Monday, 10 March 2014

Polar opposites or kissin' cousins


Paul Klee and Martin Creed
A friend and I recently visited London to see the Paul Klee exhibition at Tate Modern followed by the Martin Creed 'retrospective' at the Hayward Gallery.




Paul Klee
Broadly familiar, but not intimately acquainted, with the works of Paul Klee it was a pleasure to view a comprehensive survey of his creative life. Unique is a word often applied to artists and strangely inappropriate if you stop to think about it. However, Klee's work seems to have few ready equivalents. It's true, you can spot traces of all kinds in his image-making (and his subsequent influence in the work of others). But, he is one who appears unburdened by the practice, passions and experiments of his contemporaries. Influenced yes, but as a master assimilator he absorbed what he wanted and transmuted it into something very much his own. His work has been described as whimsical or fantastical and though there is much evidence of a creative playfulness it does him a disservice to major there. The underlying rigour of his practice lends a supple edge to his output and I think the turmoil of his days touches much of his work tangentially. He could be described as a creative man-child who inhabits a kind of parallel universe. Signs, symbols and practice reveal a rich reservoir of visual resource and interest that are at once deployed intellectually but with the retained wonder of a child. The veil between the real and imagined–the felt experience and the sublime is paper thin. You are captivated by his world of line, form, image, colour. And, like the best of painting you linger in anticipation of the reward your patient contemplation will yield.




Martin Creed
Unfamiliar with his work I left Creed's show at the Hayward no wiser. Things began badly–The introductory blurb about his work did not awaken my imagination.
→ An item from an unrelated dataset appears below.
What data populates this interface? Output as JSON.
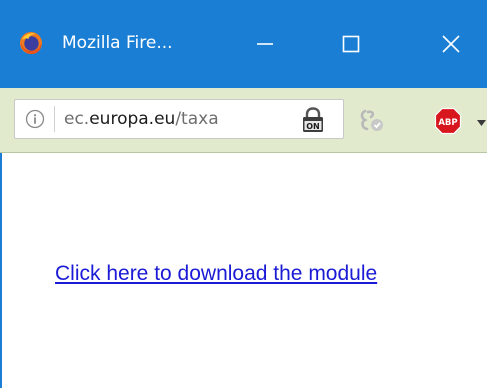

My doubts were amplified later when a cursory glance through the well produced monograph–fulsome in image but singularly lacking in written appraisal–announced, in the first line, the artist's 'brilliance'. I felt harangued. On navigating the show itself I concurred with the Creed's stated interest in repetition. Sadly, this was not a means to revelation but to boredom. If Klee was a creative man-child Creed only seemed adolescent. A kind of heavy handed in-joke dressed many ways replaced the light touch of wit. There seemed to be a lack of editing too. Creed's first idea was the final idea. Yes, lots of things done in different ways but no sense of development. I guess if you keep people hopping around you keep them off guard. There were some highlights though: A set of early drawings that hint at an idea being explored. Even the set of marker pen drawings seen collectively have a visual power. Otherwise, I didn't share in the enthusiasm Creed's work has garnered. But, perhaps in the title of the show 'What's the point of it?' Creed played his best trick. Like my friend and I many others will be provoked into long discussions about what it may, or may not, all mean

Tuesday, 18 February 2014

2014–Closed and Open

We are about seven weeks into 2014 but I remain in reflective mood. It feels like a season of work has concluded (though it's rarely that black and white). Generally, for me most change is incremental with seams of different work created alongside one another. And, whilst I'm not anticipating a major shift of emphasis I have dusted off a large, lightly used sketchbook and supplemented my pastel collection. I'm planning some new on-site drawings in familiar landscapes which I hope will be an impetus to a clear resolution/revelation in my painting.



The studio with some 'old' work out (the figure study excepted).